───── RECORDS TO PROCESS

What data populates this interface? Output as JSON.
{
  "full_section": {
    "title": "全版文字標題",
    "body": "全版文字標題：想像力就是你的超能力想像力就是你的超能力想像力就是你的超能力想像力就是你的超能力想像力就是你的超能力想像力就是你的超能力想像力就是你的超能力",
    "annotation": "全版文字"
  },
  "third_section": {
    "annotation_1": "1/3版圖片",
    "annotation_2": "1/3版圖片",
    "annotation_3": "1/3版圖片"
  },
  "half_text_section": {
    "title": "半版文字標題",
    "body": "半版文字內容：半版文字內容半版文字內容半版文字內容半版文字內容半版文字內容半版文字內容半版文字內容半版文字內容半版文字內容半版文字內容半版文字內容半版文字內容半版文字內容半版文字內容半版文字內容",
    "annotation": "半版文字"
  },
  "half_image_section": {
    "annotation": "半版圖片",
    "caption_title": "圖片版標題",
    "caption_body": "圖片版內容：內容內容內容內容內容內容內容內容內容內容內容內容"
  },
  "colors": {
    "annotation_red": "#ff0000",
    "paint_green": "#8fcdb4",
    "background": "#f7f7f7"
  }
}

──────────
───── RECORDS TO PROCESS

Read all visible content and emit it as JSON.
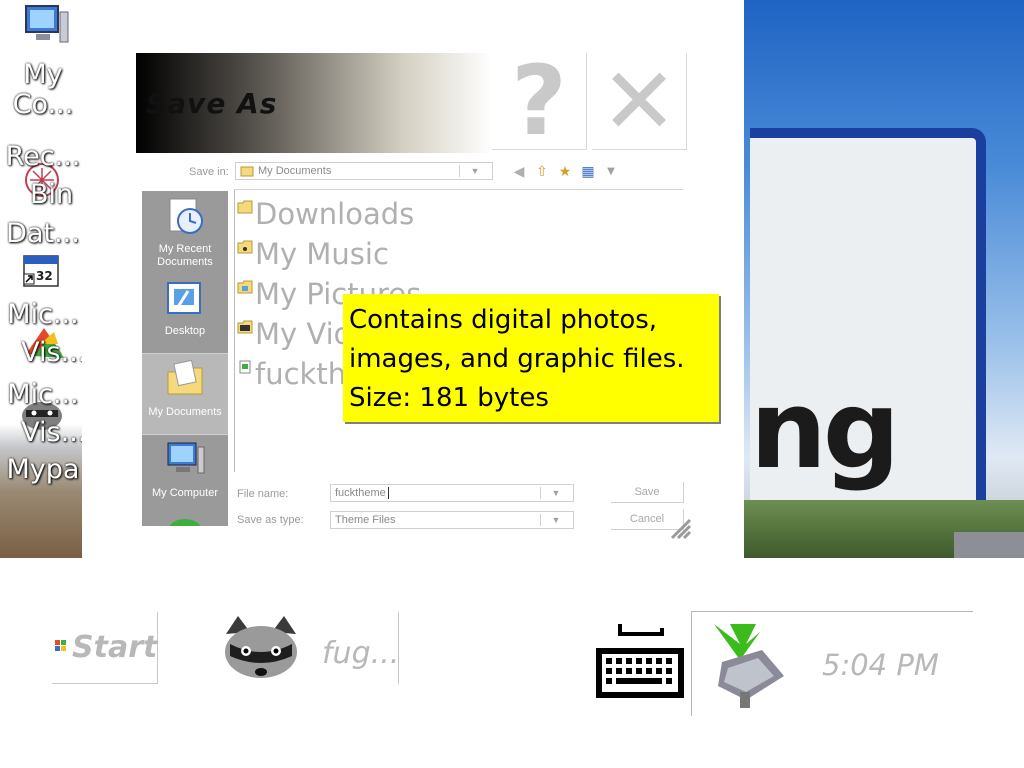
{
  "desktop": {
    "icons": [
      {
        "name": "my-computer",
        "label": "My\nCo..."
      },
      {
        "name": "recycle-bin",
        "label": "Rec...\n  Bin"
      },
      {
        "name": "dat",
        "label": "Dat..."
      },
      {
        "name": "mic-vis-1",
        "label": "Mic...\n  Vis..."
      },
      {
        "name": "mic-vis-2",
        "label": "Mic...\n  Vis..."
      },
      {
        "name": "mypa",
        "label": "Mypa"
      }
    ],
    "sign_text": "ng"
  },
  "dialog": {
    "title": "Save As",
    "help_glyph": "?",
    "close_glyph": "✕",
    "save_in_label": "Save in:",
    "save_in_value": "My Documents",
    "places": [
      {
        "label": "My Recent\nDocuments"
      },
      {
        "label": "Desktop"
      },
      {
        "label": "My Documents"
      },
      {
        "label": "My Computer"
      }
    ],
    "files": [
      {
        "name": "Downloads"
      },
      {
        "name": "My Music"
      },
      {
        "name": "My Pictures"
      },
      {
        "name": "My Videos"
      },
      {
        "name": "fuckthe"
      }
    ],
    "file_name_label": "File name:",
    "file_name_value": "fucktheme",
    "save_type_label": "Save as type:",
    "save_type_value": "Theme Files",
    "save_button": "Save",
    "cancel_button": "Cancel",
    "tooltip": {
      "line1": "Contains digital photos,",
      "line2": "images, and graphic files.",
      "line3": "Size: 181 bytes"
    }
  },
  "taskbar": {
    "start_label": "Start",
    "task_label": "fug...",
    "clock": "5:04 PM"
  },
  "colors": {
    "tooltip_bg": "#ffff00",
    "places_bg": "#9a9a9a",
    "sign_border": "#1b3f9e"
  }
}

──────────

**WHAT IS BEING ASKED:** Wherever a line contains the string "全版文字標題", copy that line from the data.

**YOUR RESPONSE:**
    "title": "全版文字標題",
    "body": "全版文字標題：想像力就是你的超能力想像力就是你的超能力想像力就是你的超能力想像力就是你的超能力想像力就是你的超能力想像力就是你的超能力想像力就是你的超能力",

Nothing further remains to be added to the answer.